### Required action
Copy out every line holding the string "league" from the records below.

### Supplied records
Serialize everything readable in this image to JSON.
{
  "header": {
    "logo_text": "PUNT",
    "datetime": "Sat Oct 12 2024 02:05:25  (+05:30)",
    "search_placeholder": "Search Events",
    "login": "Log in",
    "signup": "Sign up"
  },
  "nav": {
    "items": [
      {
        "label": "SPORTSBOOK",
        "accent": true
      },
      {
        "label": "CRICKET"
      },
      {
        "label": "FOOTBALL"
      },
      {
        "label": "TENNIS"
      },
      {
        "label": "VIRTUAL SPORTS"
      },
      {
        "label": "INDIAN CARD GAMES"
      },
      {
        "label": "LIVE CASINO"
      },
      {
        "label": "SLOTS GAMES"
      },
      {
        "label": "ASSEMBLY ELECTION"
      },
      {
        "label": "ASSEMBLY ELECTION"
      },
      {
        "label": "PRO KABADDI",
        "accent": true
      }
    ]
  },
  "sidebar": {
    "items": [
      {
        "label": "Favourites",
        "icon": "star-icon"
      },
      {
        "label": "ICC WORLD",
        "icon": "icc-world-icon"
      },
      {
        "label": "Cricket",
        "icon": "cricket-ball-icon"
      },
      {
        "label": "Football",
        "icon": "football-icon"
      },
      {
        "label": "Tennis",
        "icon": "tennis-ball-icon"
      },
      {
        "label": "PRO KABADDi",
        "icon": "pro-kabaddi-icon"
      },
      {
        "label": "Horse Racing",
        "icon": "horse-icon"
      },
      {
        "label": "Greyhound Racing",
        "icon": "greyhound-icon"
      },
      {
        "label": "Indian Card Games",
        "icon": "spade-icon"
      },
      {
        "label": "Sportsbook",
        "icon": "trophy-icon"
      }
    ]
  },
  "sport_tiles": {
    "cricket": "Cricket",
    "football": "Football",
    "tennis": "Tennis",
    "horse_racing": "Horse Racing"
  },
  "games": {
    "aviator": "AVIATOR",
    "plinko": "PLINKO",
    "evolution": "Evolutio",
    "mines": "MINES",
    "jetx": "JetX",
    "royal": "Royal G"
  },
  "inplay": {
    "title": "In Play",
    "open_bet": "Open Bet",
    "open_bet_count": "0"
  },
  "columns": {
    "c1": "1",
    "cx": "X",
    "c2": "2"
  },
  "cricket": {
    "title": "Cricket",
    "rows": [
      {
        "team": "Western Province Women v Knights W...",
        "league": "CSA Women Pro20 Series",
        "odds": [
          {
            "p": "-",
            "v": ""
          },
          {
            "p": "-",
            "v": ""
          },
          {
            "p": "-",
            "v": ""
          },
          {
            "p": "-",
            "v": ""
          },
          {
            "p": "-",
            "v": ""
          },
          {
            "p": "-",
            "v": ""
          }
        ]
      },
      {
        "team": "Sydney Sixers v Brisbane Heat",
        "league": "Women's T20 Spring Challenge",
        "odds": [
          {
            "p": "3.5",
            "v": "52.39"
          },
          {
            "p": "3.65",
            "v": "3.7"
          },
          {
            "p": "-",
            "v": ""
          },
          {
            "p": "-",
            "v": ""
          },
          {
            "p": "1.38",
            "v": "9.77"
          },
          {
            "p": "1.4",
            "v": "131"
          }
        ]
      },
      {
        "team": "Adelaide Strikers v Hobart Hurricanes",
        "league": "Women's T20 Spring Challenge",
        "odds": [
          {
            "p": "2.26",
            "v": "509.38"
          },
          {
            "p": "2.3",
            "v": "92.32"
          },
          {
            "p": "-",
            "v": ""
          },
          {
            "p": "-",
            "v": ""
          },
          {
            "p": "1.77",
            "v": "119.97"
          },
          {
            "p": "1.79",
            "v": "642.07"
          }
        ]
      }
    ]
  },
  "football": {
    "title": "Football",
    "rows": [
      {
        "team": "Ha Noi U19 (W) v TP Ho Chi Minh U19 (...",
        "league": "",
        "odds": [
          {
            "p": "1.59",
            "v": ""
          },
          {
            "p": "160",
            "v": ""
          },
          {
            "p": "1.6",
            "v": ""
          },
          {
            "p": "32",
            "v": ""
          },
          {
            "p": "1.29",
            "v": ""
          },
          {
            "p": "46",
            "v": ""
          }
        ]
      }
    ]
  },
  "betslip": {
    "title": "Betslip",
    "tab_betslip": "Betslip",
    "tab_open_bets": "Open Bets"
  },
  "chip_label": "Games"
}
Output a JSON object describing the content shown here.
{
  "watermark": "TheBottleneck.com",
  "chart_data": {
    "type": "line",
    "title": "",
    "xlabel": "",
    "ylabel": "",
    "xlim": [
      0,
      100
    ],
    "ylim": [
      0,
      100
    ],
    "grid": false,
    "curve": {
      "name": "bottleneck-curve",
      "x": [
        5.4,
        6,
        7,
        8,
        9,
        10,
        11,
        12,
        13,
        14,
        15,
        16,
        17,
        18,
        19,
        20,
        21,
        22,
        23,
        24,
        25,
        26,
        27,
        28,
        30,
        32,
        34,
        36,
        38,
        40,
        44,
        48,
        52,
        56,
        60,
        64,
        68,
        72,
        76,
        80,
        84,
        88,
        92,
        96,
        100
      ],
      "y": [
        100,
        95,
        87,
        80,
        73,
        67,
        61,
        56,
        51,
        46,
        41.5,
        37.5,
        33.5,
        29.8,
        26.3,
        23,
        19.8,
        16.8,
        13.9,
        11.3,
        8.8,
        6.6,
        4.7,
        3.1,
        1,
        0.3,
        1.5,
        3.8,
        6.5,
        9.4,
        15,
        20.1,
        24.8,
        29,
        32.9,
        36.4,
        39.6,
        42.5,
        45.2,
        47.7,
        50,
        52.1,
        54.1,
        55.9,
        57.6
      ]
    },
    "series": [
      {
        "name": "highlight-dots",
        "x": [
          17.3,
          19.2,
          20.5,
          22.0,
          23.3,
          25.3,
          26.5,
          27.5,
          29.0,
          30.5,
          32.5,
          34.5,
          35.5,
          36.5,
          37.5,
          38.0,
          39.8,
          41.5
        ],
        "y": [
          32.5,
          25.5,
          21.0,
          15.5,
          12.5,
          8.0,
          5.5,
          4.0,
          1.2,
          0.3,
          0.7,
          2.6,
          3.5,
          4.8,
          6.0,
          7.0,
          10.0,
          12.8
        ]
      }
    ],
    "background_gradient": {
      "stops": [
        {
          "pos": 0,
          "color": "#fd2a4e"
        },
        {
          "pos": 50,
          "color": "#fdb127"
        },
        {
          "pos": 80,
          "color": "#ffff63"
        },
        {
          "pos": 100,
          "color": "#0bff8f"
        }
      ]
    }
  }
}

### Response area
        "league": "CSA Women Pro20 Series",
        "league": "Women's T20 Spring Challenge",
        "league": "Women's T20 Spring Challenge",
        "league": "",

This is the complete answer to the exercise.